New Your City mayoral candidate Andrew Yang on Friday called for the decriminalization of sex work in The Big Apple.
"There are many people working as migrant workers in the sex industry that have been victimized and harassed," he said in a Twitter clip of the appearance posted by editor Jacob Henry.
"We need to decriminalize sex work here in New York City to show a model for what the better approach is. Right now these workers are being pushed into the shadows and being killed, mistreated, systemically marginalized. Their pain is being ignored by our city and community, and we can and must do better."
The New Republic staff writer Melissa Gira Grant noted that Yang's campaign clarified that he supports the "full decriminalization" of consensual sex work and committed to cracking down on sex trafficking and individuals illegally soliciting minors.
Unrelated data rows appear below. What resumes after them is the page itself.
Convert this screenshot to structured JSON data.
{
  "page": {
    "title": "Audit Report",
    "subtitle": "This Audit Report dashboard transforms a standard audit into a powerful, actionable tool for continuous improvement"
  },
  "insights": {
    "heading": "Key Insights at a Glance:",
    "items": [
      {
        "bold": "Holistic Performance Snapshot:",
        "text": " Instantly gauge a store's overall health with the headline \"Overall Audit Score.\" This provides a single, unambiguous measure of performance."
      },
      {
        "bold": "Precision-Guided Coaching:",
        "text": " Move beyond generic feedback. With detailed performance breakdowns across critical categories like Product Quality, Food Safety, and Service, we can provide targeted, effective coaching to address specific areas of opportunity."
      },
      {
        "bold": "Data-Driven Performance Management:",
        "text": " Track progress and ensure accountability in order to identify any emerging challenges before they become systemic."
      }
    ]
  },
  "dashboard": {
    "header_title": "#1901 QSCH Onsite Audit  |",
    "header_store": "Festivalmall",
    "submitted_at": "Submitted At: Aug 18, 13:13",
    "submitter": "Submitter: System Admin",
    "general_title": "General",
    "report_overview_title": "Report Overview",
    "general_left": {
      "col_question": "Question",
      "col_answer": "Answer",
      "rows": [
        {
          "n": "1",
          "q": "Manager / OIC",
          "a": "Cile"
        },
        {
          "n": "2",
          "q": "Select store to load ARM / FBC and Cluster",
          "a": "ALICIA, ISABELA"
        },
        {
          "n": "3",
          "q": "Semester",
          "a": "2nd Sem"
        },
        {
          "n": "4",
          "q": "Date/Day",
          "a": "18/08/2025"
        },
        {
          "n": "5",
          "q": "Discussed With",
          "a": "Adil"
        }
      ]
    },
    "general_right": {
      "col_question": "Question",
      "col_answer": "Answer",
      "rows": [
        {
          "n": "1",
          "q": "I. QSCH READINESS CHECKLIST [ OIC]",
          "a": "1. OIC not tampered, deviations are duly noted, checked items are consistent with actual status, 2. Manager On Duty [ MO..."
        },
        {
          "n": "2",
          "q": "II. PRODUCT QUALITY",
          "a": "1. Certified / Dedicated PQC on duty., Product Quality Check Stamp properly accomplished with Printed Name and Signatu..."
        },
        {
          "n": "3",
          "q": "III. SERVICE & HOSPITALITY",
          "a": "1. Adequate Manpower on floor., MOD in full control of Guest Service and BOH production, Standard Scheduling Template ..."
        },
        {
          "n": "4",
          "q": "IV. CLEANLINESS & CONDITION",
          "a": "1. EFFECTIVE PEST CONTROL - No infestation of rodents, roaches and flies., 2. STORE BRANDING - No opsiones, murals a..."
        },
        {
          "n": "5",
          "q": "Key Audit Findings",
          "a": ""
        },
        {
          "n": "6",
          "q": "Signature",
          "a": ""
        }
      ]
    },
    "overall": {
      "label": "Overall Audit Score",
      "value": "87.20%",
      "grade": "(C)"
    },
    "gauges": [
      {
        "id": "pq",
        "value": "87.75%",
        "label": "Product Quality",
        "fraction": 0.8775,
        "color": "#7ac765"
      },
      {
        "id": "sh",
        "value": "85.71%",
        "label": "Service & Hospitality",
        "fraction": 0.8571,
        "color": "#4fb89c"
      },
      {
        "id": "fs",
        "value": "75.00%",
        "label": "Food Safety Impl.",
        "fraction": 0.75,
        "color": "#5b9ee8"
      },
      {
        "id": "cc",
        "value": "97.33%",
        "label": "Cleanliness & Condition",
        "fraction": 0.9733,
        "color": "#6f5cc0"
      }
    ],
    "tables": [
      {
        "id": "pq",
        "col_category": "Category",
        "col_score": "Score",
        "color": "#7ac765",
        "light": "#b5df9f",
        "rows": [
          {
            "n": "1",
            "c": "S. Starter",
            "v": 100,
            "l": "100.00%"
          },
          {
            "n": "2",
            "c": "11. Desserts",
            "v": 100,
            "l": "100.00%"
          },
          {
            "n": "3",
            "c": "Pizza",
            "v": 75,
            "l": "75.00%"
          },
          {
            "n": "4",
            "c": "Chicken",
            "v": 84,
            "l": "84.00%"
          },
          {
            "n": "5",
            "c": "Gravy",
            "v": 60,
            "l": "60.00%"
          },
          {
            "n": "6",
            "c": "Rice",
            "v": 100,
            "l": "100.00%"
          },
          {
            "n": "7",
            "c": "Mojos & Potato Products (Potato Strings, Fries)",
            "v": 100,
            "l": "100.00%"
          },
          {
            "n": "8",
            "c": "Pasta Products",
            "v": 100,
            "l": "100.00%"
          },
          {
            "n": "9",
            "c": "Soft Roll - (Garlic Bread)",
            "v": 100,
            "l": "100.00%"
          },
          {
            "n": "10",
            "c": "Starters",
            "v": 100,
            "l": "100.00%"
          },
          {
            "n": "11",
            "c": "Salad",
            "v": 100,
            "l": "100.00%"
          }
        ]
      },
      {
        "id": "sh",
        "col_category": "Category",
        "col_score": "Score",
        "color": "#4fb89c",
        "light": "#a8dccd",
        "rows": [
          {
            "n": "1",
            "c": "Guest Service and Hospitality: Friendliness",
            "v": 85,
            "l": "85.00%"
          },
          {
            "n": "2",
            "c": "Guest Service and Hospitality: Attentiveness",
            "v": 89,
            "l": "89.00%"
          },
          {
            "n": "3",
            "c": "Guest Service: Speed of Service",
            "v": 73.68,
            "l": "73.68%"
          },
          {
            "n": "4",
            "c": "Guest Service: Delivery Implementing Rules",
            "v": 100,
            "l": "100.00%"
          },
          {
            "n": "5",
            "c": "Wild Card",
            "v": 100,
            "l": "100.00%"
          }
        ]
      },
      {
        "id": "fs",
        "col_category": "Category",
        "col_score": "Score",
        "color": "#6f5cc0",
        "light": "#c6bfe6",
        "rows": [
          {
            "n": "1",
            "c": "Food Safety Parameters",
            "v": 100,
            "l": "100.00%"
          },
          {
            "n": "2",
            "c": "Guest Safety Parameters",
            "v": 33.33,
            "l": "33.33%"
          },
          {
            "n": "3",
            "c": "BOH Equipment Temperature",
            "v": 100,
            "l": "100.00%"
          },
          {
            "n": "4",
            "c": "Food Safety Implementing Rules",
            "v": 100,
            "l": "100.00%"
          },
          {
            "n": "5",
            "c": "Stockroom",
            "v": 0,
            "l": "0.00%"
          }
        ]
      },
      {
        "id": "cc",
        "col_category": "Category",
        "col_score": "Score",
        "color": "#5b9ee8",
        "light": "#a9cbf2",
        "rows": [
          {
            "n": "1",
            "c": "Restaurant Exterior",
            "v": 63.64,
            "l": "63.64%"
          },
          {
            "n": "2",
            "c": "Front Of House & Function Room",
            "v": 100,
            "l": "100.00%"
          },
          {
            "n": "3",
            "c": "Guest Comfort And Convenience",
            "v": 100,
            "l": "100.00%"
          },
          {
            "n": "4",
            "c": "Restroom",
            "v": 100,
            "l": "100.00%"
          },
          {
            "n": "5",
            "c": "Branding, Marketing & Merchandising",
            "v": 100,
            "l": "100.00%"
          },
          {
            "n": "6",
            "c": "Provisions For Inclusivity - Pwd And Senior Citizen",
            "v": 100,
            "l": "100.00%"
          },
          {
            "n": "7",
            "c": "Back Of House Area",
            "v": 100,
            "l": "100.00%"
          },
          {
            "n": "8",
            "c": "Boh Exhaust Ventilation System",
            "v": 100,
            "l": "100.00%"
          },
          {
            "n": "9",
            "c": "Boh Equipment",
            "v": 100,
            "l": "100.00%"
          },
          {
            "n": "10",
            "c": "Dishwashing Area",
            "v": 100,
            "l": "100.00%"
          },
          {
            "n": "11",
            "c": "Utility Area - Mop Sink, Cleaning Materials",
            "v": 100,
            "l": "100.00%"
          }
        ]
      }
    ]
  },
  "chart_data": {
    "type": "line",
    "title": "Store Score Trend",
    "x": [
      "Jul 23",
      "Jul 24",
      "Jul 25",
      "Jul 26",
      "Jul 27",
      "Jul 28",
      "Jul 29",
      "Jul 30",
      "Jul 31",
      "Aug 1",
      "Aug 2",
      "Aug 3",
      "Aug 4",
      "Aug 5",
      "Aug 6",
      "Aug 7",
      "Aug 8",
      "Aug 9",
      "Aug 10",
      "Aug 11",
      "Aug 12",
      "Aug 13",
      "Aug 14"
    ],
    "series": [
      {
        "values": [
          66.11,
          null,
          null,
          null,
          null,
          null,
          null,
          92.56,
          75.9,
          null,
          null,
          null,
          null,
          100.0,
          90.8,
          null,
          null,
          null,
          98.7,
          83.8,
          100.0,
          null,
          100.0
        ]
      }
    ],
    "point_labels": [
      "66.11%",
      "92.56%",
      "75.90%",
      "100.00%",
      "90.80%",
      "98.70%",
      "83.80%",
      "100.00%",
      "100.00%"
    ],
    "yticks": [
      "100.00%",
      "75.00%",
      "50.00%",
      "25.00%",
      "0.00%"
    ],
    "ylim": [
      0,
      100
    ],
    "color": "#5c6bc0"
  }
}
As The Inquisitr reported, Yang previously proposed the partial decriminalization of sex work during his 2020 presidential campaign. The move received criticism from some, who noted that partial decriminalization — the Nordic/Swedish model — is not as effective at protecting sex workers as full decriminalization. Notably, Reason editor Elizabeth Nolan Brown claimed that his then-proposal would still require law enforcement to target individuals paying for sex and thus require stings on workers in the industry.
Elsewhere, University of Rhode Island professor Donna Hughes made a distinction between decriminalized and legalized prostitution. Notably, she said the former bars the state and law enforcement from intervening in any prostitution-related transaction or activities. The exception is if these activities are linked to situations where other laws apply.
A ProPublica investigation previously revealed that the NYPD officers who are tasked with policing the trade focus almost exclusively on minorities and profit off of the city's sex work industry by making as many arrests as possible with little evidence to support them.
"These arrests are based almost entirely on the word of cops, who say they are incentivized to round up as many 'bodies' as they can," the publication reported.
The outlet interviewed dozens of lawyers, cops, and other experts, who all did not believe that the city's arrest figures for people using prostitutes — almost everyone arrested for such crimes in the last four years was not white — accurately reflect the racial patterns of individuals who purchase sex in the region.